The government has also reaffirmed its commitment to the International Education Strategy which plays an important part in supporting the economy through the economic contribution students can bring to the UK.
However, this should not be at the expense of the government’s commitment to the public to lower overall migration and ensure that migration to the UK is highly skilled and provides the most benefit.
Today’s proposals to the student visa route allow the government to continue to meet its International Education Strategy commitments, while making a tangible contribution to reducing net migration to sustainable levels. The government has also made clear that the terms of the graduate route remain unchanged.
The changes will come into effect for students starting their courses from January 2024 in order to allow future international students time to plan ahead.
In the year ending December 2022, 486,000 student visas were issued to applicants – up from 269,000 in 2019.
Last year, the number of student visas issued to dependants stood at 136,000 – an eightfold increase from 2019, when 16,000 were provided.
In a written ministerial statement, Home Secretary Suella Braverman said recent immigration figures had shown an “unexpected rise” in the number of dependants coming to the UK alongside international students.
Ms Braverman said the increase was made after the government made its commitment to lower net migration.
In 2019, when net migration stood at 226,000, the Conservative manifesto committed to making sure “overall numbers come down”.
Ms Braverman said while the government’s strategy around international education “plays an important part in supporting the economy”, it should “not be at the expense of our commitment to the public to lower overall migration”.
“This package strikes the right balance between acting decisively on tackling net migration and protecting the economic benefits that students can bring to the UK,” she said.
“Now is the time for us to make these changes to ensure an impact on net migration as soon as possible. We expect this package to have a tangible impact on net migration. Taken together with the easing of temporary factors, we expect net migration to fall to pre-pandemic levels in the medium term.”
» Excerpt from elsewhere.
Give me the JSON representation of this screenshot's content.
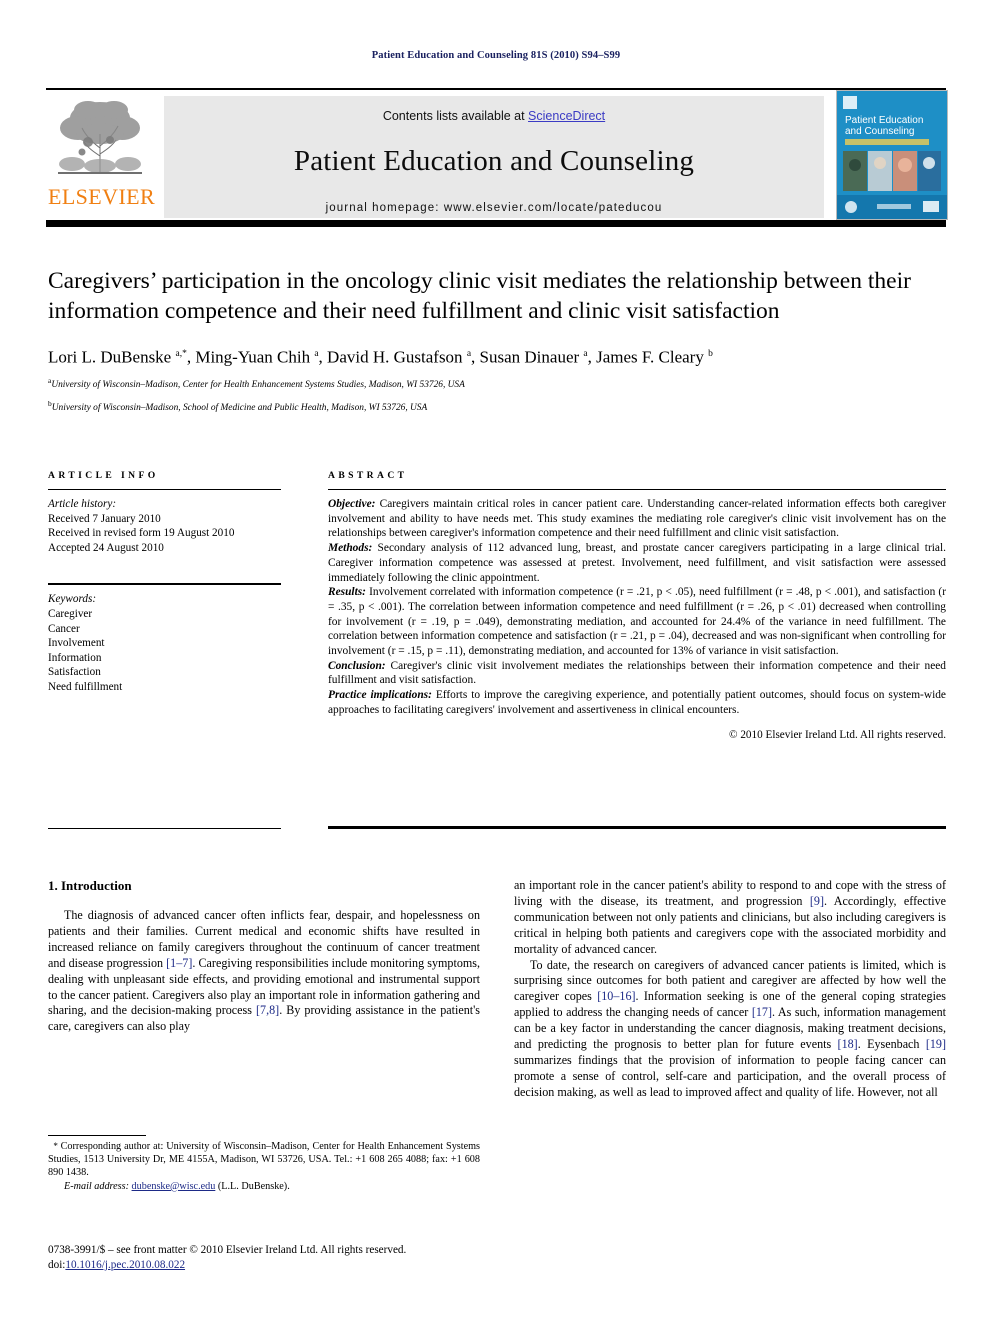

Education Secretary Gillian Keegan said attracting top students “isn’t just good for our universities – it’s essential for our economy and building vital global relationships”.
“But the number of family members being brought to the UK by students has risen significantly,” she added.
“It is right we are taking action to reduce this number while maintaining a commitment to our international education strategy, which continues to enrich the UK’s education sector and make a significant contribution to the wider economy.”
The announcement comes as the government comes under mounting pressure over migration figures – an issue that has reportedly caused splits in the cabinet.
Official statistics due to be published later this week are expected to show that net migration has increased from 504,000 in the 12 months to June 2022 to more than 700,000 in the year to December.
Ms Braverman recently made a speech at the National Conservatism Conference in which she said the UK needed to “get overall immigration numbers down”, adding: “We mustn’t forget how to do things for ourselves.”
Ms Braverman is reported to have faced pushback in recent weeks from some cabinet colleagues, including Chancellor Jeremy Hunt and Ms Keegan, who are said to have been appealing for more visas for students and workers in certain sectors to boost economic growth and continue to plug the gaps left in the labour market.
The home secretary is also coming under fire over claims she asked civil servants to arrange a private awareness course after she was caught speeding last year – a move critics claim could amount to a breach of the ministerial code.
Raising an urgent question in the House of Commons, Labour’s deputy leader Angela Rayner said there were “serious questions to answer” regarding Ms Braverman, adding: “How many strikes before she’s out?”